START The records

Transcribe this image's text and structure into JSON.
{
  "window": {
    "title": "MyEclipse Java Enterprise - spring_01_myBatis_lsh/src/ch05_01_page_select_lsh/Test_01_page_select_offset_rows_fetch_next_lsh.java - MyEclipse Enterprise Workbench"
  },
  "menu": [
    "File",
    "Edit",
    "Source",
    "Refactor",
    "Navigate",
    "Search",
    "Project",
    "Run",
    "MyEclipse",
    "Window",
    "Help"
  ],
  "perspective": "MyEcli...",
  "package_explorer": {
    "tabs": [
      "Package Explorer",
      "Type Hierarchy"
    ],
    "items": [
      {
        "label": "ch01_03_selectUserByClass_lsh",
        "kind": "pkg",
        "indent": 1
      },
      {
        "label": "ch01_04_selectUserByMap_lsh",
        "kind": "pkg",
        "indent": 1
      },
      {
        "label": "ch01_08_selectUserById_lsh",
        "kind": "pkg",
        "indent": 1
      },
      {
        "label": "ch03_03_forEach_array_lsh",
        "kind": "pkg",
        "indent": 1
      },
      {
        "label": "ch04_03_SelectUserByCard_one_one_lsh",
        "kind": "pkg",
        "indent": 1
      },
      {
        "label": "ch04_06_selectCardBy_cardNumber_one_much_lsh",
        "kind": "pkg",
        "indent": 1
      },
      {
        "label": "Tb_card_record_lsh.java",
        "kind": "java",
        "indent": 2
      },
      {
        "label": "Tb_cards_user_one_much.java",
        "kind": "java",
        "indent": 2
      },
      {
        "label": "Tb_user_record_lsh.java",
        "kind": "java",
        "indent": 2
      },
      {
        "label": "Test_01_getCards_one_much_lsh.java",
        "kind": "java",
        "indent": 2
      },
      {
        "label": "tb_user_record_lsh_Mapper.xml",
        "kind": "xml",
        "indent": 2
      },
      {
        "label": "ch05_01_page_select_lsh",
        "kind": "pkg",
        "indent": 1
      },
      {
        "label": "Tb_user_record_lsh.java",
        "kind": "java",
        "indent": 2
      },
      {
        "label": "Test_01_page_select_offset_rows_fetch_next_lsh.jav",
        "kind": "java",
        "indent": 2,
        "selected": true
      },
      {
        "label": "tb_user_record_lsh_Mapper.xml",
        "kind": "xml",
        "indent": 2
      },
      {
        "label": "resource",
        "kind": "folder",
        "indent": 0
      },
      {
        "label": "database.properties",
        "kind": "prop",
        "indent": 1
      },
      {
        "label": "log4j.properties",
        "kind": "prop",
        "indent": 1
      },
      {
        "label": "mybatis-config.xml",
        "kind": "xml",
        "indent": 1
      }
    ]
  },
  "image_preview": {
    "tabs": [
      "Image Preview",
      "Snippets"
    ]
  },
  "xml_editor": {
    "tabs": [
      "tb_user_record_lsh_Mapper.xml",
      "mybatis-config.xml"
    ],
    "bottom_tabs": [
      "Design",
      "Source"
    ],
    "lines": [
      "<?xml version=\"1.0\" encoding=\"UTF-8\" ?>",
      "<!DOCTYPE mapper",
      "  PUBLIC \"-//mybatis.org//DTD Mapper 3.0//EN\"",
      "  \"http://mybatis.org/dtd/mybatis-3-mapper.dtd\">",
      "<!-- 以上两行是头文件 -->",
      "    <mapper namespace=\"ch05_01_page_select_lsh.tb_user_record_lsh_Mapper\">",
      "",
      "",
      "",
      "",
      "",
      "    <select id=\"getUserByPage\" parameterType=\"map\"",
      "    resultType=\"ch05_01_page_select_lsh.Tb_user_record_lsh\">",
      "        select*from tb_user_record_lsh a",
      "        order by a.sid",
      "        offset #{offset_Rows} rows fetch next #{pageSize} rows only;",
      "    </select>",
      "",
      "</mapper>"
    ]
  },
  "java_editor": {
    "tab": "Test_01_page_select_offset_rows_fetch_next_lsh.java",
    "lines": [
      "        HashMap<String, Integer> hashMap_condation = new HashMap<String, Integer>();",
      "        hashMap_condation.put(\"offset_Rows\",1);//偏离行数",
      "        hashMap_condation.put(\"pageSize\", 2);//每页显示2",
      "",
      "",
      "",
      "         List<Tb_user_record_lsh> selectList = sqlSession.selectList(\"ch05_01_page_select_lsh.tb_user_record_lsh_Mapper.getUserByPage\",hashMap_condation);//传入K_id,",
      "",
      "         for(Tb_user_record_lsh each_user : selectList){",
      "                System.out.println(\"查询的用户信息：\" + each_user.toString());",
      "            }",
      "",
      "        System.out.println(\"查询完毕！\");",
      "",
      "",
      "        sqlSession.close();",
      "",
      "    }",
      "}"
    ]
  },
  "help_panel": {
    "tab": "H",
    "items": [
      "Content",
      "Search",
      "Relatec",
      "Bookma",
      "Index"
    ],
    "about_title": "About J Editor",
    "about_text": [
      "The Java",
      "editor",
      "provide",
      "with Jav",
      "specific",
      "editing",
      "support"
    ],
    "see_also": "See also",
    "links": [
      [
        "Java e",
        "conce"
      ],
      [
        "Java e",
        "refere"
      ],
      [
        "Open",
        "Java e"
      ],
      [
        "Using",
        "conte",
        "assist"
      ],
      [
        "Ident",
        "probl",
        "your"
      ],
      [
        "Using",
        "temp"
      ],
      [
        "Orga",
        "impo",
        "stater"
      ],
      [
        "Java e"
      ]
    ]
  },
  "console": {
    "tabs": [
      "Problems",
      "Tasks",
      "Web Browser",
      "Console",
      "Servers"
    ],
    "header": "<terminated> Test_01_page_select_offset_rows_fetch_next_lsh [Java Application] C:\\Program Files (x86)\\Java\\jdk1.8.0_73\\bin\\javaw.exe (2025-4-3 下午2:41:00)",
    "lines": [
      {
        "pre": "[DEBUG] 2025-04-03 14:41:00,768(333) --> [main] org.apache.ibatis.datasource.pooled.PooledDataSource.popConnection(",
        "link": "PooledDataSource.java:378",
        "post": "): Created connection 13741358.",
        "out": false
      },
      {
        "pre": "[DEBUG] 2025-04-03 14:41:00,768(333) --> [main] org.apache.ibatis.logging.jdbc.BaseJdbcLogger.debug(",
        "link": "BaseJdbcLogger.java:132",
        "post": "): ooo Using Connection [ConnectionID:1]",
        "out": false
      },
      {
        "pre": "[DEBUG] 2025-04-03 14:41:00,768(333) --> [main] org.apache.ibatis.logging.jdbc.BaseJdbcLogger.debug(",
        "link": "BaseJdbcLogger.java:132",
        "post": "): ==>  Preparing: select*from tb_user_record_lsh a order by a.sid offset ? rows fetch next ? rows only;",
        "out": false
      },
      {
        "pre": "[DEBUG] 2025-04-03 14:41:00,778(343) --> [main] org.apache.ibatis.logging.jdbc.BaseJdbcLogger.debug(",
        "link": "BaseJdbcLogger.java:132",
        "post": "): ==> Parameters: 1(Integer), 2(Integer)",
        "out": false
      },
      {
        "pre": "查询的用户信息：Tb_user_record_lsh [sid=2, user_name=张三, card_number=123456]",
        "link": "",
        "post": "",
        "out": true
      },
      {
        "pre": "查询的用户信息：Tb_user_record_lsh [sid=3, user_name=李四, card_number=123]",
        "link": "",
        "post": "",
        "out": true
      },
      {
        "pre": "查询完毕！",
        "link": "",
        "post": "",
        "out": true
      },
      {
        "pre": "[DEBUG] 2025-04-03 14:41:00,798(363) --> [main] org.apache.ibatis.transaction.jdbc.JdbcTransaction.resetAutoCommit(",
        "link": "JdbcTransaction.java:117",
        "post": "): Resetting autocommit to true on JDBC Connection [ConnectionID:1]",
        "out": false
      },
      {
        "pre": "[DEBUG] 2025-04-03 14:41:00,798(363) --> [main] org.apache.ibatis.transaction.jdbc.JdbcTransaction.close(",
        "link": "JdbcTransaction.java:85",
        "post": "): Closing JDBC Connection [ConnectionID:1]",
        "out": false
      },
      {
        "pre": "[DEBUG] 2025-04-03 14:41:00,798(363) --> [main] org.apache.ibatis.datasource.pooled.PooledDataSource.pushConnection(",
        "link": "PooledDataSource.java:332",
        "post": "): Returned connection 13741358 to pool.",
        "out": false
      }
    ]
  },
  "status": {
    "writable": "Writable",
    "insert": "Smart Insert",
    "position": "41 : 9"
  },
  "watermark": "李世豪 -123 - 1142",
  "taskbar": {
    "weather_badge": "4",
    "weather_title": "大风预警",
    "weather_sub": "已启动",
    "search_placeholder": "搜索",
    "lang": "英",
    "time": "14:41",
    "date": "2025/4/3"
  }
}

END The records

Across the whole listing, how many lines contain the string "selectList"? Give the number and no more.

2